For anyone considering a DB transfer, this is vital. While final salary pensions offer a consistent retirement income, funds that have been transferred out to other investments are susceptible to market fluctuations.
This could affect what income can be drawn, and for how long.
For Steve, we presented him with a number of financial scenarios based on his circumstances. We worked hard to understand exactly what he wanted from the next 5, 10, 20 and 30 years. That helps to plan what income would be needed at different stages of his life.
We also added a number of “doomsday” scenarios, stock market crashes like 2009. In fact, we threw in a couple to show exactly how his pension fund could be adversely affected if the worst happened following a transfer out.
This was not scare tactics. This was ensuring that Steve understood how his pension could be affected if he chooses to move his funds.
No is the best starting point
The FCA’s advice about not transferring DB pensions is, without doubt, the most sensible starting point.

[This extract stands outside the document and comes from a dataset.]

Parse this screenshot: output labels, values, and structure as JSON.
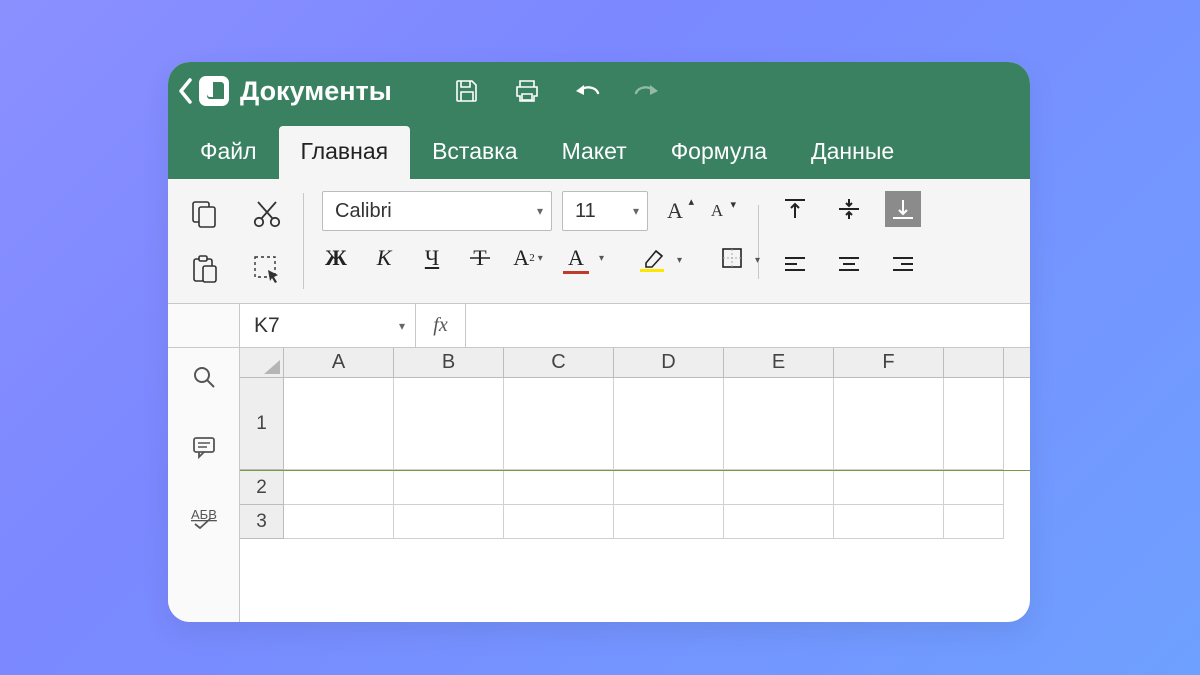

Few companies offer such pensions these days, and they should not be given up lightly.
Steve chose to continue with his “transfer out” but such a move is not right for everyone.
Any advice given must be thorough, balanced and of the highest quality.
Crucially, it is a process that cannot be rushed.
If you are unsure about the best options for you, Logic Wealth Planning can offer independent financial advice on a range of savings and investment solutions.
We always aim to help you make the right decisions about your future.
Call 0808 1234 321 or by email firstname.lastname@example.org.